Sumiko dreamed of designing a white satin dress for an actress with names written all over it. “And then one day, Ann Rutherford who was an actress I admired from the ‘40s came into my store,” she says. “She brought beautiful fabric to me with the names of movies written all over it [and] wanted me to make [it] into a dress for her.”
She started by sewing dresses from fabrics her mother collected. In her teens, her mother brought her to a local seamstress who made Sumiko’s designs come to life from the sketches she drew. She left the family farm to attend college, and met her husband who was a budding artist from Los Angeles, where they had four children.
Sumiko taught elementary school while her husband began his career as a successful artist.
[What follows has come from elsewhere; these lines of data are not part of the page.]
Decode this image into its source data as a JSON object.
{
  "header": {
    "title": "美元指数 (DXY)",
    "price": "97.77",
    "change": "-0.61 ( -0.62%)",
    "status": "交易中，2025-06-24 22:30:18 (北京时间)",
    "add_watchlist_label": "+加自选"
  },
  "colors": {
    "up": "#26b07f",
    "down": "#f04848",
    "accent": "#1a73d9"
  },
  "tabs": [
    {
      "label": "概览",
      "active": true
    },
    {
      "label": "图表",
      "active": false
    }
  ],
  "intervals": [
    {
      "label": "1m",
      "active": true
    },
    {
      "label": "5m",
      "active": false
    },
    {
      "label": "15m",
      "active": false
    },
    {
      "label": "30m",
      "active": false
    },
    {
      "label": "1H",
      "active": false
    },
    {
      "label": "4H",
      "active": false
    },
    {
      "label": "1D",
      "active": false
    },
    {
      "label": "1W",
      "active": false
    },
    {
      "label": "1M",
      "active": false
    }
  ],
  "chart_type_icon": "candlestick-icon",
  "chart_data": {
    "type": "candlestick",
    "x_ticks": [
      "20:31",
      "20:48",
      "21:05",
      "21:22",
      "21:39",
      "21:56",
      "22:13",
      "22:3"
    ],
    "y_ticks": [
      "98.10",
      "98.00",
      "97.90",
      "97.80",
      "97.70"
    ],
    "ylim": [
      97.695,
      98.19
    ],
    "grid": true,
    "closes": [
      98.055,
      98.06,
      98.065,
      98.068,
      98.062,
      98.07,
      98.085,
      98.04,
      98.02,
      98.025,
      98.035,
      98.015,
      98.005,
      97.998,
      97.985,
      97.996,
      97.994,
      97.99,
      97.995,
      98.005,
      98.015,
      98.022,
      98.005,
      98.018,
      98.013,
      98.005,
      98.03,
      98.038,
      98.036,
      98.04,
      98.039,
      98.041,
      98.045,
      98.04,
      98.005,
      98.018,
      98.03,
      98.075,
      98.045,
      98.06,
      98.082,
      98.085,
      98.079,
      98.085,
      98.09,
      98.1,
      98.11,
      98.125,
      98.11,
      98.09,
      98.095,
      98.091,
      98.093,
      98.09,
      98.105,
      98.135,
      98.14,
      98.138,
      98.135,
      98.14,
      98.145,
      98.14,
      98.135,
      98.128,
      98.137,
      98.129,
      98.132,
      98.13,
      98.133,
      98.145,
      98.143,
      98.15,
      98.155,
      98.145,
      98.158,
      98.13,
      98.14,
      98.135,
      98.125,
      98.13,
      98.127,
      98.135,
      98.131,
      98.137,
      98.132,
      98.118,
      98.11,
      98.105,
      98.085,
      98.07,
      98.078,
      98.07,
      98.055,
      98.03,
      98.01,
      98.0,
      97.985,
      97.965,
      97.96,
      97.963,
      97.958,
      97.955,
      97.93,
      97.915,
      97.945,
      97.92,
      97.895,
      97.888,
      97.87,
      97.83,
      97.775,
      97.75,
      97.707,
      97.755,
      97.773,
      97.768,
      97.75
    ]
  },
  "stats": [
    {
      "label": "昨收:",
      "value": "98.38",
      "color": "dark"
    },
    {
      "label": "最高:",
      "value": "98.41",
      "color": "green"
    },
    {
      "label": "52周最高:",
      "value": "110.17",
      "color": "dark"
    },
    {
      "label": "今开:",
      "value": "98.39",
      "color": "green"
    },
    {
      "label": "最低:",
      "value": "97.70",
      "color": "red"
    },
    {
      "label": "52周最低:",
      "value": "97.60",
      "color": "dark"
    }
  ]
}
Some of his influences included colors expressed in Japanese prints and fabrics found in kimonos, scrolls, and obis. She also recognized the beauty of kimonos and started designing clothing so unique that she soon realized tha both a store and a star were about to be born.
One of her favorite outfits, a silk blouse, and pair of matching pants that she made from her mother’s wedding kimono was featured in newspapers. No one had seen the likes of these designs before, and each piece was as unique as each kimono.
In the 1960s, Los Angeles underwent a renaissance not realized since the golden age of Hollywood. Sumiko and her husband found a space in West Hollywood. This soon became an art space in and of itself with a sculpted life size replica of a Rolls Royce that Sumiko’s husband fashioned from sheets of stainless steel and placed in the middle of the store.
Two of Sumiko’s most famous dresses included one made from red bicycle reflectors, and the other was a wedding dress made from “rice paper.” She clearly has a sense of humor.
If it is not yet clear, this story is about the successes my parents found both during and after the attack on Pearl Harbor.
One of my earliest childhood memories is when I cut off about a hundred handmade flowers that my mother sewed for a wedding dress. Since she was as kind as she was talented, she didn’t get mad, but simply re-sewed the dress a week later. She then patiently taught me how to sew silk roses by myself.